February 12th is a date permanently etched in my brain and should be on the collective memory of North America. On this date, nearly one month ago, eighth grader Lawrence King was shot in the head by fellow fourteen year old student Brandon David McInerney in the middle of a class lab. King, an incredibly courageous openly queer fifteen year old, had asked McInerney to be his valentine. He was murdered for being queer and it is a story that the media in America had nearly ignored until Ellen Degeneres gave her sombre monologue on the incident on her show just over a week ago.
Degeneres told her audience that being gay does not make you a second class citizen, that neither King nor herself were second class citizens. And, barely able to control her emotions, she warned of a culture that sends the message if you’re gay you’ll be murdered.
Queer sites, advocacy groups and activists have reported and commented on this story, filling in for a complacent and heteronormative corporate news media that is more interested in the latest Britney Spears meltdown than issues of identity, diversity, and gun culture.

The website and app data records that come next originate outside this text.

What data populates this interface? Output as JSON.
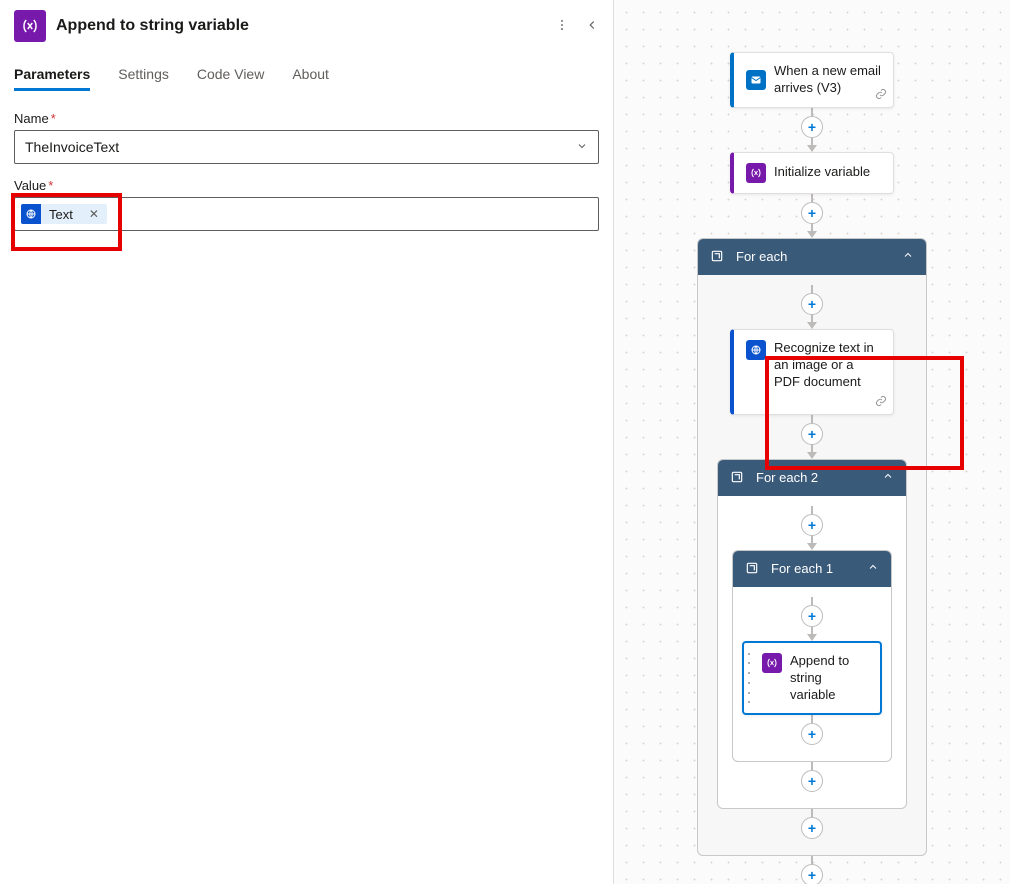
{
  "panel": {
    "title": "Append to string variable",
    "icon_label": "{x}"
  },
  "tabs": [
    "Parameters",
    "Settings",
    "Code View",
    "About"
  ],
  "form": {
    "name_label": "Name",
    "name_value": "TheInvoiceText",
    "value_label": "Value",
    "token": {
      "text": "Text"
    }
  },
  "canvas": {
    "cards": {
      "trigger": "When a new email arrives (V3)",
      "init_var": "Initialize variable",
      "for_each": "For each",
      "recognize": "Recognize text in an image or a PDF document",
      "for_each_2": "For each 2",
      "for_each_1": "For each 1",
      "append": "Append to string variable"
    }
  }
}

The more I read on this story the more it upset me, and the more I became upset the less I could understand what it was that was making me so upset (after all, there are tens of thousands of tragedies every day). I watched the video memorial for Larry, as he was known to friends and family, on the website made by his uncle and wept uncontrollably for some time. I spent the next few days not being able to get Larry and his story out of my mind – his heroism emboldened me and his tragedy haunted me. And I guess that is what it is about this story that has affected me so intensely, so completely.

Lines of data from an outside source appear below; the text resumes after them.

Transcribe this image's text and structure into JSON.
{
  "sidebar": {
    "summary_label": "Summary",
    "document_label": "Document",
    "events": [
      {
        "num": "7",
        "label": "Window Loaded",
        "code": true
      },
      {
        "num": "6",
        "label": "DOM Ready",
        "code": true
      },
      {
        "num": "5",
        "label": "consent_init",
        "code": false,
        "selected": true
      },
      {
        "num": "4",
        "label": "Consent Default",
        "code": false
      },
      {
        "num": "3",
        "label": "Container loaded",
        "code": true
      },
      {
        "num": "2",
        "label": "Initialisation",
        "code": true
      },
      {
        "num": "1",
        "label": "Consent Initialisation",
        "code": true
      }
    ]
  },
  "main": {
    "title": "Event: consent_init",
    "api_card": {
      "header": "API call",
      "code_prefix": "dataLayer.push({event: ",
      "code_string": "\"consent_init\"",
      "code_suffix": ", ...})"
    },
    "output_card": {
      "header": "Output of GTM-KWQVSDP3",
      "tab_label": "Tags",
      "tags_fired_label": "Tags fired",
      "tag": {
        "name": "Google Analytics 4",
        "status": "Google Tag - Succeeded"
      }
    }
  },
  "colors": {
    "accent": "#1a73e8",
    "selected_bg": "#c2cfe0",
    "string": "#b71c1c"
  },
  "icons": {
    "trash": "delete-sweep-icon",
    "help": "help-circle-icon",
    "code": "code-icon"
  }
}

Larry’s story is personal not because of some gory recounting of every aspect of his murder but because his story is personally political. There are few places on this continent, on this globe where cultural and socio-political diversity includes the acceptance, tolerance and celebration of queer communities, let alone queer fifteen year-olds. Larry was an individual challenging more than dominant heteronormative culture, he was challenging perceived wisdom around youth and identity. He was part of a queer community in Oxnard, California where he lived in a facility for fostered youth. He was a teenager who had a teenage crush on a fellow classmate and boldly acted on his feeling by giving his crush a valentine. The story is unremarkable, except that in our bigoted, homophic society, crushes are not meant to be of the same sex.
I have marked this date on my calendar, although I do not need to. I will never forget Larry’s story and how his image has become a metonym for me – a signpost on the volatile path of progressive politics, of the dangerous (more so for some than others) journey to social justice, equality and a real, lived, diversity.
Questions remain around how an eighth grader was able to get a handgun. On what context helped create this violent reaction to queerness. On why school teachers and officials did nothing in the year and half that Larry was teased, bullied, and ridiculed in front of them and his own peers. On what is being taught in classrooms about sexual diversity, on queer identities, queer kids.
The most nagging question for me is the one that led me to write this post on Art Threat. It is a question around remembering, around collective memory, around political memorialization. One need only look at the offensive and cold public momument for the students murdered at Kent State to realize that work needs to be done to address the problem of public rememberence. Larry should never be forgotten, and children growing up in America should know his bravery so that they can be emboldened by it. They should know his tragedy not to be afraid, but to fight against a society that is building an image of itself through media that looks nothing like itself. America (and North America) is not a white, heterosexual male and we need ways of seeing this. We need arteries to the past, whether they are media (such as the site Larry’s uncle has built) or whether they are momuments in public spaces.
But most of all we need to remember and dialogue so that real diversity will not only be fought for, but will be won so that we can feel secure in saying that Larry’s story will not be repeated.
To pay your respects or just express your thoughts about this story, there is a space created at the Remember Larry site. You may also register your vigil at Remembering Lawrence, to join the thousands of others across America who are organizing to end violence and harassment directed at lesbian, gay, bisexual and transgender people in schools.